_Work request_. Nothing in the records may change. Print them all again.

Items from an interface collection
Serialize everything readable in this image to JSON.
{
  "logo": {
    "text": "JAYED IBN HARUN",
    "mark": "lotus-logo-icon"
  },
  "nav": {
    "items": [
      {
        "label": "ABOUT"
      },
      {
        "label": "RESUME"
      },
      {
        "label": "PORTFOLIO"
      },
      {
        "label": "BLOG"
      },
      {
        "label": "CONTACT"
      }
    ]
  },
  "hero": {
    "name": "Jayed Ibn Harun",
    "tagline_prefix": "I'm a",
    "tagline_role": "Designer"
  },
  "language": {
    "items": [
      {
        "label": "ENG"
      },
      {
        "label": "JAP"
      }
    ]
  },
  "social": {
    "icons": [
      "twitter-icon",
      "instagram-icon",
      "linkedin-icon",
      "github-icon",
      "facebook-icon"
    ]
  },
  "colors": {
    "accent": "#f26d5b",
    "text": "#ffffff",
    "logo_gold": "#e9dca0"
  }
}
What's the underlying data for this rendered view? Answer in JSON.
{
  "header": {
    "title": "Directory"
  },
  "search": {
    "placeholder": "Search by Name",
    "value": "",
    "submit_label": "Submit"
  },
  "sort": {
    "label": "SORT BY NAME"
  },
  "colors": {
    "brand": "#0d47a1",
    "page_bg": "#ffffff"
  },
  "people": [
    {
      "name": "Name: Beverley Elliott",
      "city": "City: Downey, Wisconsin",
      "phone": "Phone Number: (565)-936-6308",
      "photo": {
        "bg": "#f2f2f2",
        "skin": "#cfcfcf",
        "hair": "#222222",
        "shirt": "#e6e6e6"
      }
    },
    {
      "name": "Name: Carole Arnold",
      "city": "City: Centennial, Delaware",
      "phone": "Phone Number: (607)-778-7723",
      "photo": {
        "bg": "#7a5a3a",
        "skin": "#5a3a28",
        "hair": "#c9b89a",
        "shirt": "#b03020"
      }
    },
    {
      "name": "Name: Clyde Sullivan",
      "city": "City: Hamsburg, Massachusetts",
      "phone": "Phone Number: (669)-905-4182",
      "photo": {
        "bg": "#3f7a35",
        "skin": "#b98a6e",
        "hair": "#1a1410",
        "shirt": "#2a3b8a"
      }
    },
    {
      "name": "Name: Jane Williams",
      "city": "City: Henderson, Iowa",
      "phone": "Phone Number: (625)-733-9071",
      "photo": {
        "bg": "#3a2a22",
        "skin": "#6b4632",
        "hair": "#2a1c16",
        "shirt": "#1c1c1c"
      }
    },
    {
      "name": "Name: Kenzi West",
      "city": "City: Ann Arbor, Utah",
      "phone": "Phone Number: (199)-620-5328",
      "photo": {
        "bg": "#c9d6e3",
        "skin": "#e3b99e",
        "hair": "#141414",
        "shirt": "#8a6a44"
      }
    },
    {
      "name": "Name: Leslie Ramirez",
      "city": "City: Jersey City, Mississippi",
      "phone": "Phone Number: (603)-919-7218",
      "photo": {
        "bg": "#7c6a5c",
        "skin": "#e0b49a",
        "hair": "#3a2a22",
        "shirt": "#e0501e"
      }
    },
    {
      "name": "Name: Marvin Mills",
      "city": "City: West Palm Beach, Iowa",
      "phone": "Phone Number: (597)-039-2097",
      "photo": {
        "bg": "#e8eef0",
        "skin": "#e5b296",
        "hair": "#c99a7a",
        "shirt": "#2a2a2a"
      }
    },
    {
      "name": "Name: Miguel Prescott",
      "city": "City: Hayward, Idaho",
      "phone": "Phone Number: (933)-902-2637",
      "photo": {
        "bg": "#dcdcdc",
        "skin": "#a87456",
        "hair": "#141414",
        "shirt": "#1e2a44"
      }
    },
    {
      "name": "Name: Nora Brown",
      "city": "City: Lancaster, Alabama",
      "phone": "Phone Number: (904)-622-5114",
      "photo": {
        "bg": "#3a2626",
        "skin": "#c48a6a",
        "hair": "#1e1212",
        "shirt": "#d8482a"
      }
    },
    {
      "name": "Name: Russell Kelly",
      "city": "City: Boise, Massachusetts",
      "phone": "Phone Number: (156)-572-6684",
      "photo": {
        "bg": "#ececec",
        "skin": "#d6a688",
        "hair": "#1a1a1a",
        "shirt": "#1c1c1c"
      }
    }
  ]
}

_Written solution_.
Serialize everything readable in this image to JSON.
{
  "logo": {
    "text": "JAYED IBN HARUN",
    "mark": "lotus-logo-icon"
  },
  "nav": {
    "items": [
      {
        "label": "ABOUT"
      },
      {
        "label": "RESUME"
      },
      {
        "label": "PORTFOLIO"
      },
      {
        "label": "BLOG"
      },
      {
        "label": "CONTACT"
      }
    ]
  },
  "hero": {
    "name": "Jayed Ibn Harun",
    "tagline_prefix": "I'm a",
    "tagline_role": "Designer"
  },
  "language": {
    "items": [
      {
        "label": "ENG"
      },
      {
        "label": "JAP"
      }
    ]
  },
  "social": {
    "icons": [
      "twitter-icon",
      "instagram-icon",
      "linkedin-icon",
      "github-icon",
      "facebook-icon"
    ]
  },
  "colors": {
    "accent": "#f26d5b",
    "text": "#ffffff",
    "logo_gold": "#e9dca0"
  }
}
What's the underlying data for this rendered view? Answer in JSON.
{
  "header": {
    "title": "Directory"
  },
  "search": {
    "placeholder": "Search by Name",
    "value": "",
    "submit_label": "Submit"
  },
  "sort": {
    "label": "SORT BY NAME"
  },
  "colors": {
    "brand": "#0d47a1",
    "page_bg": "#ffffff"
  },
  "people": [
    {
      "name": "Name: Beverley Elliott",
      "city": "City: Downey, Wisconsin",
      "phone": "Phone Number: (565)-936-6308",
      "photo": {
        "bg": "#f2f2f2",
        "skin": "#cfcfcf",
        "hair": "#222222",
        "shirt": "#e6e6e6"
      }
    },
    {
      "name": "Name: Carole Arnold",
      "city": "City: Centennial, Delaware",
      "phone": "Phone Number: (607)-778-7723",
      "photo": {
        "bg": "#7a5a3a",
        "skin": "#5a3a28",
        "hair": "#c9b89a",
        "shirt": "#b03020"
      }
    },
    {
      "name": "Name: Clyde Sullivan",
      "city": "City: Hamsburg, Massachusetts",
      "phone": "Phone Number: (669)-905-4182",
      "photo": {
        "bg": "#3f7a35",
        "skin": "#b98a6e",
        "hair": "#1a1410",
        "shirt": "#2a3b8a"
      }
    },
    {
      "name": "Name: Jane Williams",
      "city": "City: Henderson, Iowa",
      "phone": "Phone Number: (625)-733-9071",
      "photo": {
        "bg": "#3a2a22",
        "skin": "#6b4632",
        "hair": "#2a1c16",
        "shirt": "#1c1c1c"
      }
    },
    {
      "name": "Name: Kenzi West",
      "city": "City: Ann Arbor, Utah",
      "phone": "Phone Number: (199)-620-5328",
      "photo": {
        "bg": "#c9d6e3",
        "skin": "#e3b99e",
        "hair": "#141414",
        "shirt": "#8a6a44"
      }
    },
    {
      "name": "Name: Leslie Ramirez",
      "city": "City: Jersey City, Mississippi",
      "phone": "Phone Number: (603)-919-7218",
      "photo": {
        "bg": "#7c6a5c",
        "skin": "#e0b49a",
        "hair": "#3a2a22",
        "shirt": "#e0501e"
      }
    },
    {
      "name": "Name: Marvin Mills",
      "city": "City: West Palm Beach, Iowa",
      "phone": "Phone Number: (597)-039-2097",
      "photo": {
        "bg": "#e8eef0",
        "skin": "#e5b296",
        "hair": "#c99a7a",
        "shirt": "#2a2a2a"
      }
    },
    {
      "name": "Name: Miguel Prescott",
      "city": "City: Hayward, Idaho",
      "phone": "Phone Number: (933)-902-2637",
      "photo": {
        "bg": "#dcdcdc",
        "skin": "#a87456",
        "hair": "#141414",
        "shirt": "#1e2a44"
      }
    },
    {
      "name": "Name: Nora Brown",
      "city": "City: Lancaster, Alabama",
      "phone": "Phone Number: (904)-622-5114",
      "photo": {
        "bg": "#3a2626",
        "skin": "#c48a6a",
        "hair": "#1e1212",
        "shirt": "#d8482a"
      }
    },
    {
      "name": "Name: Russell Kelly",
      "city": "City: Boise, Massachusetts",
      "phone": "Phone Number: (156)-572-6684",
      "photo": {
        "bg": "#ececec",
        "skin": "#d6a688",
        "hair": "#1a1a1a",
        "shirt": "#1c1c1c"
      }
    }
  ]
}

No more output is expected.